Last week I took a little field trip up-state to Rally Farms in Millbrook, NY. Rally Farms, is a livestock-dealer. Which essentially means they do the same thing as a dog breeder, except they do it with cows... they artificially inseminate female cows and then raise the offspring so that they can be sold for slaughter and production. All in all, it's a pretty basic operation that they are running at the farm, however too me I found it very interesting because, I guess I never realized there was a middle man with regard to producing beef. I always assumed that the farms bred, raised and slaughtered their own animals. However, with regard to Rally Farms, they focus solely on producing the highest quality of cow that they can. Which they have been able to achieve through lineage. They do not use genetically modified DNA, but rather, they use the middle of the road live-stock to regenerate their cattle. Which means from one group of cattle coming from a given season, there are essentially three grades given to their animals. The farm sells the top grade and low grade cows for production, and keeps the middle of the road cows to continue extracting DNA to produce more cows. By doing this naturally, it takes years to file down and perfect the DNA strand so that they can produce a consistent, quality of product.
However, not every cow that the farm keeps, in order to produce more cows, successfully takes the artificial insemination. And this is where the whole process got very interesting for me. Because, on average between 10 and 20 percent of the female cows do not successfully receive the artificial insemination. In which case, the farm hands are forced to call in the reserves, or as they preferred to call him, "The Clean-Up Guy". Now lets just take a moment and reflect on this. We have cows being created through artificial insemination. Great; that works. And sometimes through no fault of their own, the female cows, or more lovingly known as the Heifers, just don't take the artificial stuff. They need the real thing. So the farm has a bull, called "The Clean-Up Guy", who is let loose into a pen, with the young heifer, so that he can finish the job the right way. And to be honest, for the week or so that's followed, I have not been able to get this burning image of a giant bull mounting a heifer out of my head. I mean, really? The "Clean-up Guy"?

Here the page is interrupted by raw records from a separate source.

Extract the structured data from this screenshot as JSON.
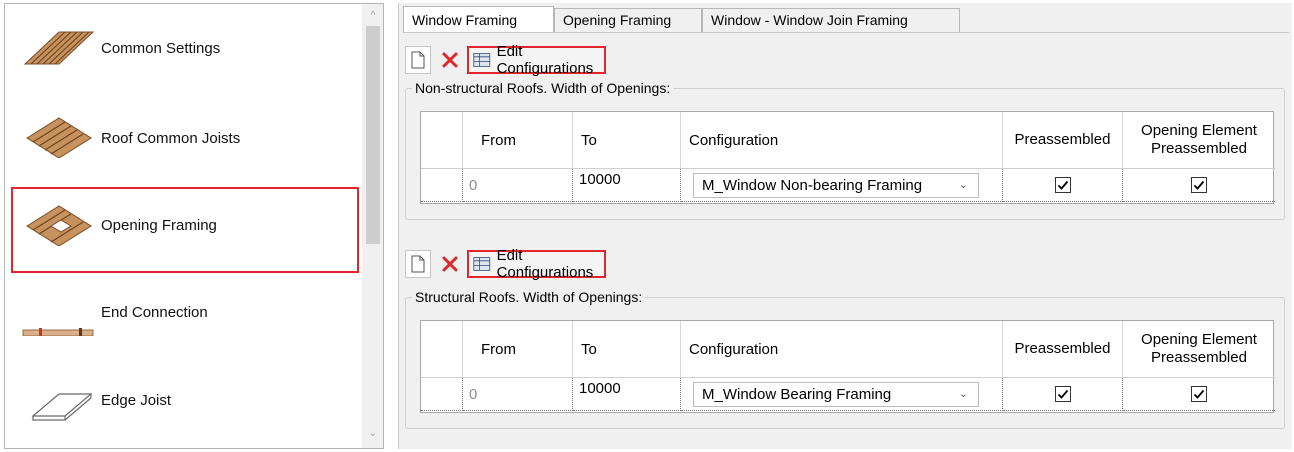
{
  "left_list": {
    "items": [
      {
        "label": "Common Settings",
        "icon": "common-settings-joists-icon"
      },
      {
        "label": "Roof Common Joists",
        "icon": "roof-common-joists-icon"
      },
      {
        "label": "Opening Framing",
        "icon": "opening-framing-icon",
        "selected": true
      },
      {
        "label": "End Connection",
        "icon": "end-connection-icon"
      },
      {
        "label": "Edge Joist",
        "icon": "edge-joist-icon"
      }
    ]
  },
  "tabs": [
    {
      "label": "Window Framing",
      "active": true
    },
    {
      "label": "Opening Framing",
      "active": false
    },
    {
      "label": "Window - Window Join Framing",
      "active": false
    }
  ],
  "toolbar": {
    "edit_label": "Edit Configurations"
  },
  "sections": [
    {
      "title": "Non-structural Roofs. Width of Openings:",
      "columns": [
        "From",
        "To",
        "Configuration",
        "Preassembled",
        "Opening Element Preassembled"
      ],
      "row": {
        "from": "0",
        "to": "10000",
        "configuration": "M_Window Non-bearing Framing",
        "preassembled": true,
        "opening_preassembled": true
      }
    },
    {
      "title": "Structural Roofs. Width of Openings:",
      "columns": [
        "From",
        "To",
        "Configuration",
        "Preassembled",
        "Opening Element Preassembled"
      ],
      "row": {
        "from": "0",
        "to": "10000",
        "configuration": "M_Window Bearing Framing",
        "preassembled": true,
        "opening_preassembled": true
      }
    }
  ],
  "colors": {
    "highlight_red": "#e0262b",
    "panel_bg": "#f0f0f0",
    "wood": "#b0784a"
  }
}
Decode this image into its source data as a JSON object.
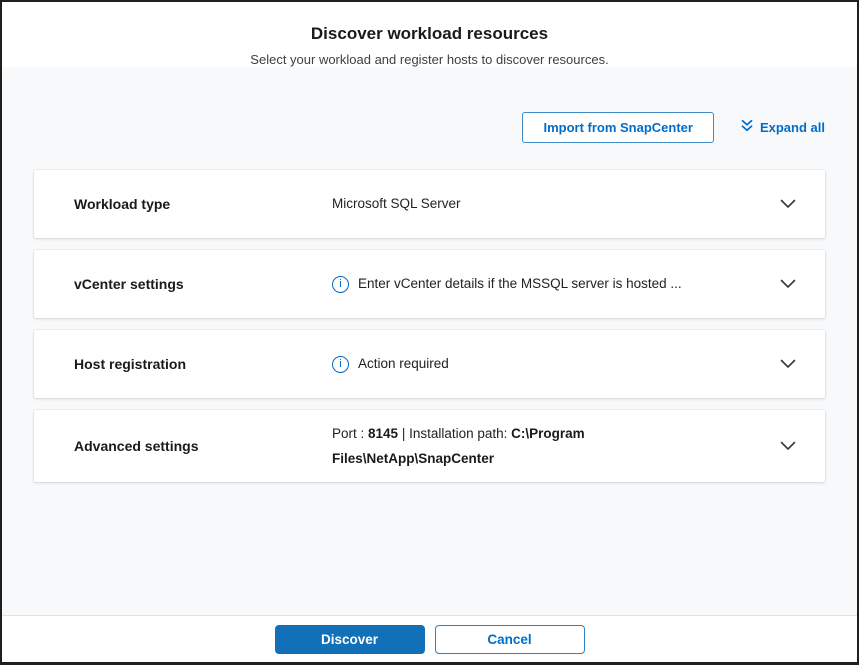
{
  "page": {
    "title": "Discover workload resources",
    "subtitle": "Select your workload and register hosts to discover resources."
  },
  "toolbar": {
    "import_label": "Import from SnapCenter",
    "expand_label": "Expand all"
  },
  "accordions": [
    {
      "label": "Workload type",
      "summary": "Microsoft SQL Server",
      "has_info": false
    },
    {
      "label": "vCenter settings",
      "summary": "Enter vCenter details if the MSSQL server is hosted ...",
      "has_info": true
    },
    {
      "label": "Host registration",
      "summary": "Action required",
      "has_info": true
    },
    {
      "label": "Advanced settings",
      "parts": {
        "port_label": "Port : ",
        "port_value": "8145",
        "path_label": " | Installation path: ",
        "path_value": "C:\\Program Files\\NetApp\\SnapCenter"
      }
    }
  ],
  "footer": {
    "discover_label": "Discover",
    "cancel_label": "Cancel"
  },
  "icons": {
    "info_glyph": "i"
  },
  "colors": {
    "accent": "#006dc9",
    "primary_button": "#1170b8",
    "page_background": "#f8f9fb"
  }
}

I guess it is somewhat sad that, after getting to see first hand how the meat industry generates its product, the most profound thing that I was able to take away was an image of cows fucking. However, at the end of the day I truly was able to see an amazing thing. I got to see how a private farm in the heart of the Hudson valley can play such a major role in the Certified Angus Beef program. That 2,200 acres of land, less than a two hour drive from the heart of Manhattan, can be privately owned, and utilized as part of the keystone to our nations meat industry.